5. Tom Spurgeon turns in a rambling but insightful piece on DC's recent "relaunch." It is obviously far too early to say with any definitiveness whether or not DC's strategy will "work," or even what "working" actually means (the bigger problem), but two things I can say with certainty: the publicity was everywhere (even NPR), and there were big noticeable crowds in and outside stores in New York. Does it go without saying that the comic itself (Justice League #1) was just serviceable (if stupid and unmemorable)? Does it matter? Probably, after a few weeks, when the publicity boost dies down. Maybe some of the other new titles will be more interesting? If not, I can't see how this is really much of a change over the old way of doing things.

6. A short but fun interview with Jim Woodring.

7. A very nice review of the new issue of The Comics Journal.

8. Dan Clowes won one of this year's PEN Center Literary Awards.

9. The cartoonist Michel Fiffe writes a long and much-linked-to essay over at the Factual Opinion regarding the intersection between independent and alternative comics and more genre-oriented superhero and sci-fi material. (One factual caveat from the D&Q Twitter feed.)

Summer’s End

Today on the site:

Kipp Friedman brings us his story of growing up with a case of comic book fever, aided and abetted by his brothers Josh and Drew.

And Charles Hatfield is back, and that's always a good thing. As is his review of the most recent installment of Alan Moore's League of Extraordinary Gentlemen. Click over to The Panelists to see what Charles did on his summer vacation.


-There's a big relaunch of DC comic books right now! If you're interested, here's some info.

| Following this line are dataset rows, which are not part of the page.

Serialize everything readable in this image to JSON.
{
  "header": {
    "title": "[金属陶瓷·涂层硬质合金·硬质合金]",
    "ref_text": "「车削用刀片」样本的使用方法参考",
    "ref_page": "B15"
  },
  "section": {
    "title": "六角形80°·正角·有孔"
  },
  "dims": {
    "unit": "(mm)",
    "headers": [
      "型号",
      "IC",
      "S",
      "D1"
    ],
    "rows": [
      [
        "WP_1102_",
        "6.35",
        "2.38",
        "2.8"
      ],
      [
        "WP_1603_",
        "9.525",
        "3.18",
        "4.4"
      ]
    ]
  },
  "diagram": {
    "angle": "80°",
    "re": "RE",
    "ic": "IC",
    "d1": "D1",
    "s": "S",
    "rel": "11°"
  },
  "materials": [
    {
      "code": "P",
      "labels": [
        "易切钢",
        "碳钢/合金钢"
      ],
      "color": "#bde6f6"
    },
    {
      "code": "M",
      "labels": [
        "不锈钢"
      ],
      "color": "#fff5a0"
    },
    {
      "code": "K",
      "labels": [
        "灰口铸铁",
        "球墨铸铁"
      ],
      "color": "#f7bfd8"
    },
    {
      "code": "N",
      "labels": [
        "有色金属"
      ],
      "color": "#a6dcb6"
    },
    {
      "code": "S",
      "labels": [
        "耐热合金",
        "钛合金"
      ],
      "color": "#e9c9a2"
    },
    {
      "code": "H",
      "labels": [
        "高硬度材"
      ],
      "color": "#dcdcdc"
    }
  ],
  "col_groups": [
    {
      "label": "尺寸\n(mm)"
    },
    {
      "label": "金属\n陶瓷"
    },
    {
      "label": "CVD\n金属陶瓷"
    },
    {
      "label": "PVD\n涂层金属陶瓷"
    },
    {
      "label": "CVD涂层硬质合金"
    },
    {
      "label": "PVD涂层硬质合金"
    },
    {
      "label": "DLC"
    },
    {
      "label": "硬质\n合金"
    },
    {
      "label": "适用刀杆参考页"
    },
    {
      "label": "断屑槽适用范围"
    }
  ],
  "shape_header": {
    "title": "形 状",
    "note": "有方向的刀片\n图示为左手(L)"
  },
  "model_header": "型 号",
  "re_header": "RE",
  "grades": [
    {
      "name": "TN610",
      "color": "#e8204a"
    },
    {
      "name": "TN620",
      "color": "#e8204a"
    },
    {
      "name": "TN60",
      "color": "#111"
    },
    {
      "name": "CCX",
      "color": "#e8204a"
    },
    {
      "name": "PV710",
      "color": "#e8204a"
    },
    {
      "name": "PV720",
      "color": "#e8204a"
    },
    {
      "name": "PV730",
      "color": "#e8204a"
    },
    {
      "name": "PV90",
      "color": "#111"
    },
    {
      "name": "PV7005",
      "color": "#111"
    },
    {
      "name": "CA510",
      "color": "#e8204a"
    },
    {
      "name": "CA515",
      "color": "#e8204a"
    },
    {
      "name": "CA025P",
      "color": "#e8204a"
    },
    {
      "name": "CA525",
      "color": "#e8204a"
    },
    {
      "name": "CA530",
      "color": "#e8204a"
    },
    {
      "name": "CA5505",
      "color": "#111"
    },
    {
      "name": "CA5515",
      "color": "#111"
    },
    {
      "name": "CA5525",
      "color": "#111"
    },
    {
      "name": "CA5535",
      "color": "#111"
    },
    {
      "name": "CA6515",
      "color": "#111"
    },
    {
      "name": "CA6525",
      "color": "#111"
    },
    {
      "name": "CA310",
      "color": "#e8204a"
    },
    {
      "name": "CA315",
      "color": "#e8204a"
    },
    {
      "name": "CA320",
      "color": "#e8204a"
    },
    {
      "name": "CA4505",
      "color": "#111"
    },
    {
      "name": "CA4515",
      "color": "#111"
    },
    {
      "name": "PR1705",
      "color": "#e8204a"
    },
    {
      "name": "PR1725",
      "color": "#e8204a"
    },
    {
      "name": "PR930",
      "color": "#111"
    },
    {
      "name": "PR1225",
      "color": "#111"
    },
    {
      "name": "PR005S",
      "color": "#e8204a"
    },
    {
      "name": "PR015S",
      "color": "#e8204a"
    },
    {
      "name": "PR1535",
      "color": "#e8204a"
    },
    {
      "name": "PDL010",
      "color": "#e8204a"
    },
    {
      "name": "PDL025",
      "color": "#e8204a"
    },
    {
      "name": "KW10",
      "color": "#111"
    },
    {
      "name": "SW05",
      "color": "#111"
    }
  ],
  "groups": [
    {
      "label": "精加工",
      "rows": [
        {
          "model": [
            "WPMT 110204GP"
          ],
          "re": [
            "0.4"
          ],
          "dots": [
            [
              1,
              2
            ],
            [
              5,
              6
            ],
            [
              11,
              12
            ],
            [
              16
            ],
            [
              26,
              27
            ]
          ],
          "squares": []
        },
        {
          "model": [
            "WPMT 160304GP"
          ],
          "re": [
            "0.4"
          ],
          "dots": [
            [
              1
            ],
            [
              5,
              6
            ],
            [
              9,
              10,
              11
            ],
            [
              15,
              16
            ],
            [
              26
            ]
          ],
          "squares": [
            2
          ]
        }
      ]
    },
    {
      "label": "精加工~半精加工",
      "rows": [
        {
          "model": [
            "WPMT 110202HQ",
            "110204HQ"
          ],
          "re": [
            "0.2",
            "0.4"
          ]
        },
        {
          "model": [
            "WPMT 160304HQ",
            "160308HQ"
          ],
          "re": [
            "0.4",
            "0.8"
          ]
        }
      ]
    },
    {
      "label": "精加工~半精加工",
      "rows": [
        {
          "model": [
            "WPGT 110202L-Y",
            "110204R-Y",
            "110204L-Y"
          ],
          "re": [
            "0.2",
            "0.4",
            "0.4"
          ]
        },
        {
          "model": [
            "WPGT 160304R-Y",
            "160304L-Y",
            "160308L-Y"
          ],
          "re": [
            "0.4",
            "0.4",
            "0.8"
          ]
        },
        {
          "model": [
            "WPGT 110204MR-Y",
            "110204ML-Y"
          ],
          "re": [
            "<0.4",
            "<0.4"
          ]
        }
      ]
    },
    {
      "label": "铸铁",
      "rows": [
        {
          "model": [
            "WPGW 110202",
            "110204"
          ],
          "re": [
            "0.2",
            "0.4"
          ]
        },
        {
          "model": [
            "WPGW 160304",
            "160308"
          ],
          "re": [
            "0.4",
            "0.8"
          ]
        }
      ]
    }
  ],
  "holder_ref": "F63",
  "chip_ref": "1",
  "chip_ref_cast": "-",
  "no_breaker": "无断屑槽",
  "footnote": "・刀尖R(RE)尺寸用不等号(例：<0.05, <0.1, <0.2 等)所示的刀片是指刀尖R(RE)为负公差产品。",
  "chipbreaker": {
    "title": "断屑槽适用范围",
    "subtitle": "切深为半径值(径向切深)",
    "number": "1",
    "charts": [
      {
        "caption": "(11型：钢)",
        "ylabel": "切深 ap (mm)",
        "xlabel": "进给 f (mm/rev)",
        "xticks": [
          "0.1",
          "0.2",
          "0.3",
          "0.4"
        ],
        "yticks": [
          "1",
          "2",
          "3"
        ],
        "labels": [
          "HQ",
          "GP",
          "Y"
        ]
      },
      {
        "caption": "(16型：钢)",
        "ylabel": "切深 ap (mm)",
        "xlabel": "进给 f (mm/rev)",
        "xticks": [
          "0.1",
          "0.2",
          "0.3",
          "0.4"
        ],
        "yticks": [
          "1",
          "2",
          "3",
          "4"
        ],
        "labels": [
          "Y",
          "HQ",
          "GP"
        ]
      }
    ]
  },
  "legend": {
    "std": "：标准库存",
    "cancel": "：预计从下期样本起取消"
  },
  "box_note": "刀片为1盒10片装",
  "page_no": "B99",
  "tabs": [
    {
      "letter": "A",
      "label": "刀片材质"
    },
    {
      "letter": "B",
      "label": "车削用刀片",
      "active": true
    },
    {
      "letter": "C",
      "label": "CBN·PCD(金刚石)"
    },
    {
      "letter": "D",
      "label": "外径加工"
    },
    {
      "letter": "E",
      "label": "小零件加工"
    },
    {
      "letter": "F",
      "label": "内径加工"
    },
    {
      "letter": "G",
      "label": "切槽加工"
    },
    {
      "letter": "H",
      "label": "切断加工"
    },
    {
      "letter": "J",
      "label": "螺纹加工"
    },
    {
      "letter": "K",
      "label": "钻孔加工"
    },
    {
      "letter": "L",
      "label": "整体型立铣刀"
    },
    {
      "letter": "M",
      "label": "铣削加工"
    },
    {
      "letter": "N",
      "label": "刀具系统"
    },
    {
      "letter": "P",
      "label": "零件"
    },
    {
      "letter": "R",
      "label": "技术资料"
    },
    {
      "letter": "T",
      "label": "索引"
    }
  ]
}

I've somehow managed to not pay any attention, which seems fine.

-Adam McIlwee tries to untangle some questions of online identity and finds himself tangled up.